How to Live with Intrusive Thoughts
Living with intrusive thoughts involves incorporating mindful practices into daily routines. Mindfulness allows us to observe our thoughts non-judgmentally and be present in the moment. Here are some tips:
- Observe your thoughts: Notice when your obsessive thoughts arise but try not to react immediately to them. Just acknowledge their existence and let them pass by.
- Ground yourself: Using all five senses as reminders helps re-focus the mind. Focusing on the sensations around you such as sound or touch can distract from negative ruminations.
- Breath: When feelings of stress and anxiety arise, take long deep breaths into your belly.

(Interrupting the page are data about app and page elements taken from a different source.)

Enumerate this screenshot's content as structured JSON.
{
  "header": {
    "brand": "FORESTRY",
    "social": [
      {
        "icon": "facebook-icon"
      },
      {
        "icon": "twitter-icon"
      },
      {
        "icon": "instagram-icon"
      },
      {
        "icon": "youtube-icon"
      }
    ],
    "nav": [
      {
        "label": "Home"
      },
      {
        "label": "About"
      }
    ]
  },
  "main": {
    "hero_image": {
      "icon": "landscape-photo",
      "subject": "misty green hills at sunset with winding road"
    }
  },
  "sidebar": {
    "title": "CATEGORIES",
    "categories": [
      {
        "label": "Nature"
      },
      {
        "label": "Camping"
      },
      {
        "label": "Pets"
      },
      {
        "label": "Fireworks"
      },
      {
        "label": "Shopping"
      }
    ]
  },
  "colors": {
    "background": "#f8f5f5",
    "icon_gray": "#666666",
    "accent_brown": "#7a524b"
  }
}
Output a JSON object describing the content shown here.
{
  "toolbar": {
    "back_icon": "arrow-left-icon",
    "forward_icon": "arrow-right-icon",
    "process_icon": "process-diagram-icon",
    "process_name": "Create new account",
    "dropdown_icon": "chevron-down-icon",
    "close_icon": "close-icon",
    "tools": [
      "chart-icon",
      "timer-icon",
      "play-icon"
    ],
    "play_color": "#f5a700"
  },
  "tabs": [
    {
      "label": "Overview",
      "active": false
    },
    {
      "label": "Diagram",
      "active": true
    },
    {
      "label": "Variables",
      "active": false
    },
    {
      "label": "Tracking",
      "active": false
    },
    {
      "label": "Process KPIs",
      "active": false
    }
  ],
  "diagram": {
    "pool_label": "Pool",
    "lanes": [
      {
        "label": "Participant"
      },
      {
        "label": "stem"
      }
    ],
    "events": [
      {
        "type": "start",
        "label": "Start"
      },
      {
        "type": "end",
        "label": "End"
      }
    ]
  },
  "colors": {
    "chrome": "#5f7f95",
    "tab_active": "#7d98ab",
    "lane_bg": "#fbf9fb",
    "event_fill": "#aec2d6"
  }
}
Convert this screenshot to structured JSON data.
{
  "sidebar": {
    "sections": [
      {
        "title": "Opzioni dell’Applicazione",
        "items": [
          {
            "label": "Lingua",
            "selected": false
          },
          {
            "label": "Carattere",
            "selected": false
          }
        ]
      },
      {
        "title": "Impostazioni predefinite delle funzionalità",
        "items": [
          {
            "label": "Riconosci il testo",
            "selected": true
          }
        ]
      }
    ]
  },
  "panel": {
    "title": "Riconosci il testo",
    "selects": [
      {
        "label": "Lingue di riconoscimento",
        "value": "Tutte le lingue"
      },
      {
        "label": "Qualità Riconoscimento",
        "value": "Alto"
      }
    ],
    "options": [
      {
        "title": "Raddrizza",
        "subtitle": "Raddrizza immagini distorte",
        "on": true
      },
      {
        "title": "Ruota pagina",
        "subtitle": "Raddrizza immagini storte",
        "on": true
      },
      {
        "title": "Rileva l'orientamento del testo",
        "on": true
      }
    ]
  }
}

This can help calm the mind and body and bring a sense of peace.
- Acknowledge that it is okay to feel discomfort:Intrusive thoughts are unpleasant, but try not to gett upset with yourself or beat yourself for having them. Remember, they are just thoughts – nothing more.
Paying attention to our immediate surroundings helps anchor us in the present moment and accept intrusive thoughts as mere background noise. It’s important to remember that the goal isn’t to eliminate these thoughts entirely but, back yourself on those negative ruminations. You don’t have to agree with the thoughts or solve anything now. With practice and time you learn to coexist,” states Dr.Jenny Yip, clinical psychologist.
By learning how to handle intrusive thoughts through mindfulness and acceptance, we can reduce their impact on daily life and be better equipped to manage them when they occur. Remembering that invasive thoughts are common and aren’t synonymous representation of who you are is the key to unlocking living contently and prosperously.
Frequently Asked Questions
What are intrusive thoughts?
Intrusive thoughts are unwanted, distressing, and often disturbing thoughts that pop into a person’s mind without their control. These thoughts can be sexual, violent, religious, or related to other taboo topics. They can cause anxiety, depression, guilt, and shame.
Why do people experience intrusive thoughts?
There are various reasons why people experience intrusive thoughts. They can be caused by stress, anxiety, trauma, depression, OCD, or other mental health conditions. Sometimes, they occur without any apparent reason. Intrusive thoughts are a normal part of the human experience, and everyone has them to some degree.
What are some common types of intrusive thoughts?
Some common types of intrusive thoughts include violent thoughts, sexual thoughts, religious thoughts, thoughts of harming oneself or others, and thoughts related to germs or contamination. These thoughts can be distressing and overwhelming and can interfere with a person’s daily activities.
How can intrusive thoughts affect mental health?
Intrusive thoughts can have a significant impact on a person’s mental health. They can cause anxiety, depression, guilt, shame, and other negative emotions. They can also interfere with a person’s daily activities and relationships. In severe cases, intrusive thoughts can lead to suicidal thoughts or behaviors.
What are some strategies for managing intrusive thoughts?
There are several strategies for managing intrusive thoughts, including mindfulness, cognitive-behavioral therapy, exposure therapy, and medication. Mindfulness involves accepting the thoughts without judgment and letting them go. Cognitive-behavioral therapy helps change negative thought patterns. Exposure therapy involves facing the fears associated with the intrusive thoughts. Medications can help reduce the severity of the thoughts.
What role does science play in understanding and treating intrusive thoughts?
Science plays a crucial role in understanding and treating intrusive thoughts. Research has helped identify the causes and symptoms of intrusive thoughts and develop effective treatments. Advances in neuroimaging have also helped identify the brain regions involved in intrusive thoughts. This knowledge has led to the development of new medications and therapies that can help manage intrusive thoughts and improve mental health.